◆ Data section

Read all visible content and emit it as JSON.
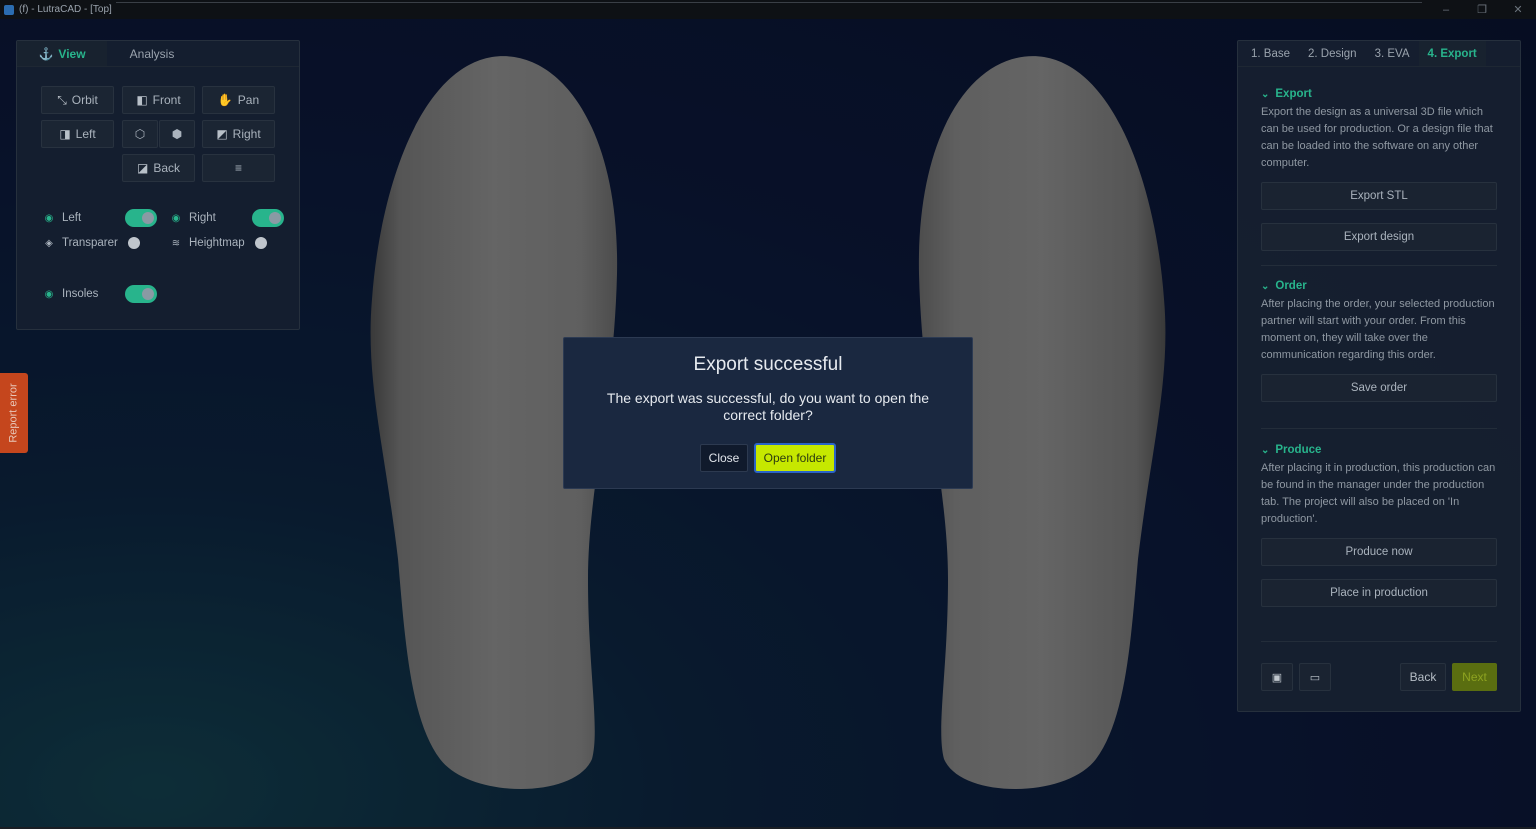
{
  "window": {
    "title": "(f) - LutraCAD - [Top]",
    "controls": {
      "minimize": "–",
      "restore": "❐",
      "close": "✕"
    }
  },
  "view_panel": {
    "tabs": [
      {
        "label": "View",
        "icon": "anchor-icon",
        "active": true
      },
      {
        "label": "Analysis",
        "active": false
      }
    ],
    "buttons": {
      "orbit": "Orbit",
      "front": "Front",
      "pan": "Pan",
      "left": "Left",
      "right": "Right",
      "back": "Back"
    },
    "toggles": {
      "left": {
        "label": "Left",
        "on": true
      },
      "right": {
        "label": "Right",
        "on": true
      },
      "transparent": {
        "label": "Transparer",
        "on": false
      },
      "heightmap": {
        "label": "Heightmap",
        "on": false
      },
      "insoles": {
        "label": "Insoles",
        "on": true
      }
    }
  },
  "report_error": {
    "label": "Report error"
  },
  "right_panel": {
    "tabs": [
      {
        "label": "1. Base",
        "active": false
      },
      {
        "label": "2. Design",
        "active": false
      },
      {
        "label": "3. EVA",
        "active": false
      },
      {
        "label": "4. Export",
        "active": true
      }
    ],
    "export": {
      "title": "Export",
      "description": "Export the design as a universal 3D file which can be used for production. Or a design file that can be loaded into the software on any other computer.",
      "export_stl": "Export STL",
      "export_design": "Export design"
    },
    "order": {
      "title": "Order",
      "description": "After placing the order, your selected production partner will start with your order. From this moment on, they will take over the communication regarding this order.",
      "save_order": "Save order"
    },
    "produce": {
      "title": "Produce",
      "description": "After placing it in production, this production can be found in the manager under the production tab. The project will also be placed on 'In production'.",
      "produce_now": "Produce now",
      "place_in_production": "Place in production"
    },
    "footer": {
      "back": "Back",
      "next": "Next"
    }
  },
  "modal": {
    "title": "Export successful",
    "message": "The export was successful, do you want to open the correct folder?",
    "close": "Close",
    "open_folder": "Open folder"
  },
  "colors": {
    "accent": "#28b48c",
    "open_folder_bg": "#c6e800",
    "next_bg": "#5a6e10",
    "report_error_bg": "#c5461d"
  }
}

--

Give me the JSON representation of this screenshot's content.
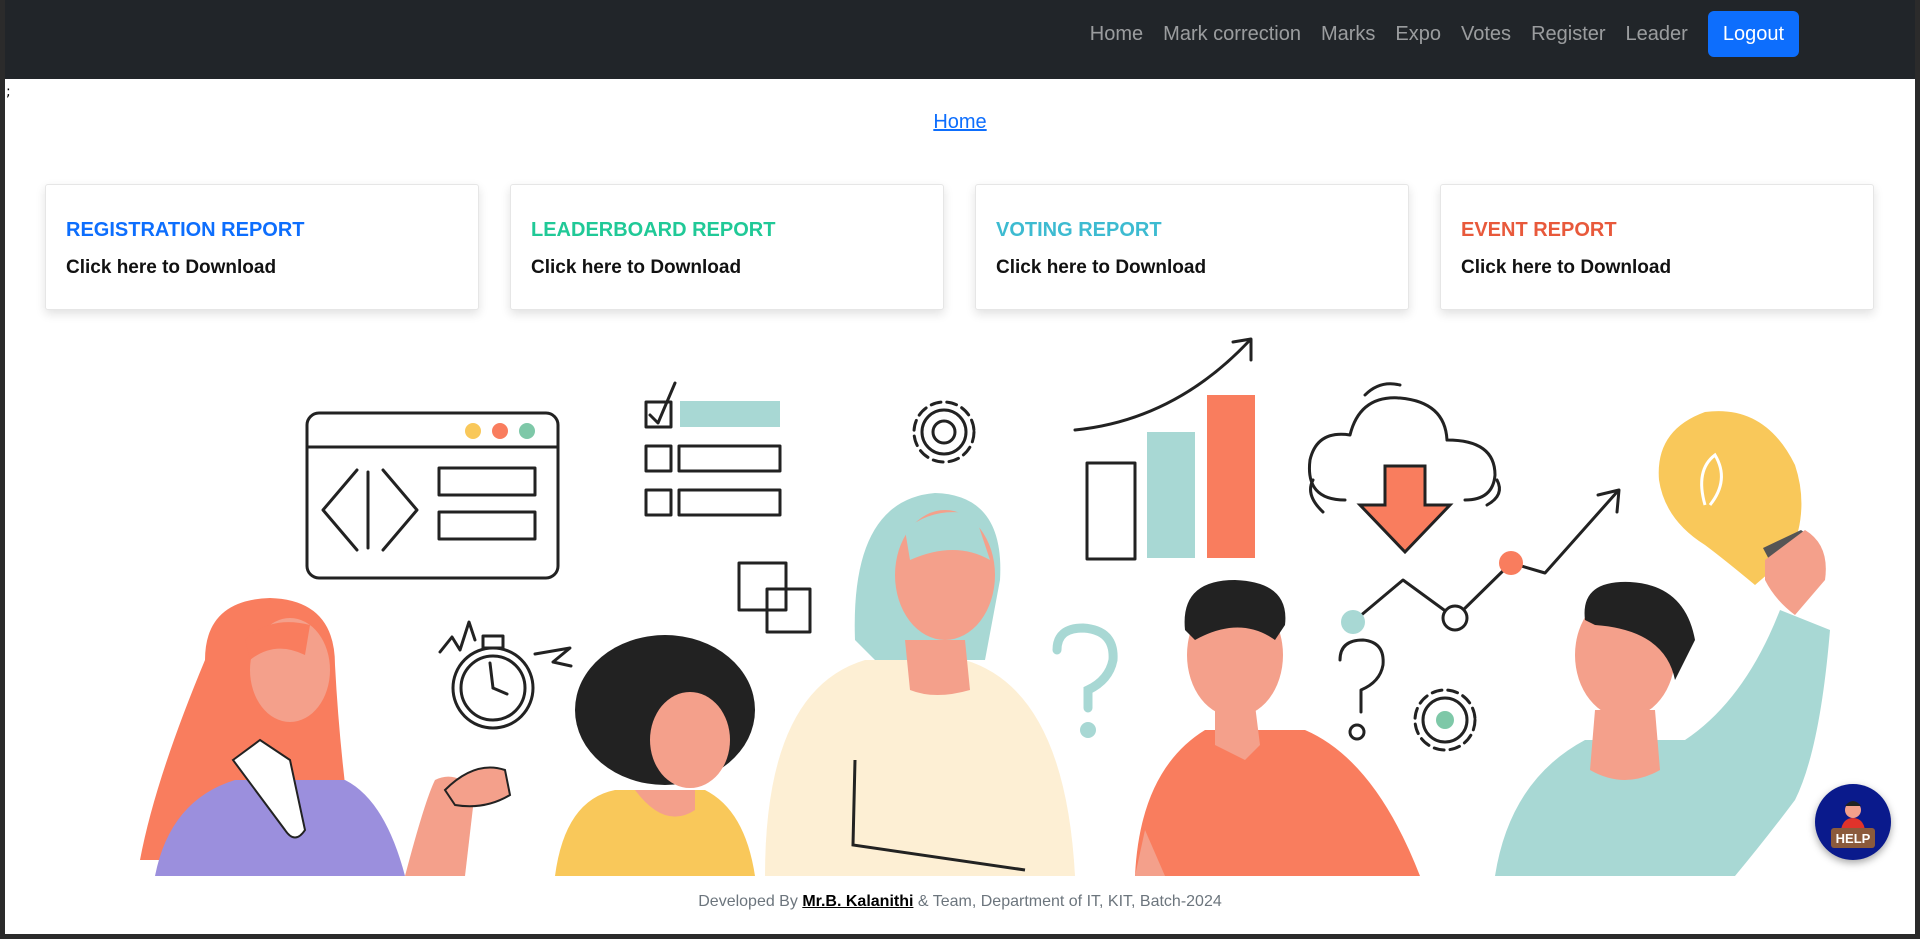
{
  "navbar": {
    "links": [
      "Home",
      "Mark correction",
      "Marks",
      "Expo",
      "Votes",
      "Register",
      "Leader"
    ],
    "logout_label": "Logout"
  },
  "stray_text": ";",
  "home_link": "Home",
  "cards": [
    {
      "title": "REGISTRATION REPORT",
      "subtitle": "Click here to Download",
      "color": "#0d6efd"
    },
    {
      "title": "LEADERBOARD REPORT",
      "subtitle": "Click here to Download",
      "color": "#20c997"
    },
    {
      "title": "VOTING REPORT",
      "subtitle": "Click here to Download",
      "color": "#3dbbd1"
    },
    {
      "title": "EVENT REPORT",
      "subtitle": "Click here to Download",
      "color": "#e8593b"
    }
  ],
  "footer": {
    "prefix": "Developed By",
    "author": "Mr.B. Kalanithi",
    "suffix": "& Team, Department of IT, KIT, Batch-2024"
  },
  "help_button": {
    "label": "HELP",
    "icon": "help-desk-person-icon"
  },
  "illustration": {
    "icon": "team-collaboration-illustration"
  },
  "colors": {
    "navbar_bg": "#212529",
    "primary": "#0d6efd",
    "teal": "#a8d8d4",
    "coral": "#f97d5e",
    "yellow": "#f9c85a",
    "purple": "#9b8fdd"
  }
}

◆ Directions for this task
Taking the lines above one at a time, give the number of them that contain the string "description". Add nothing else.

◆ Solution to this task
3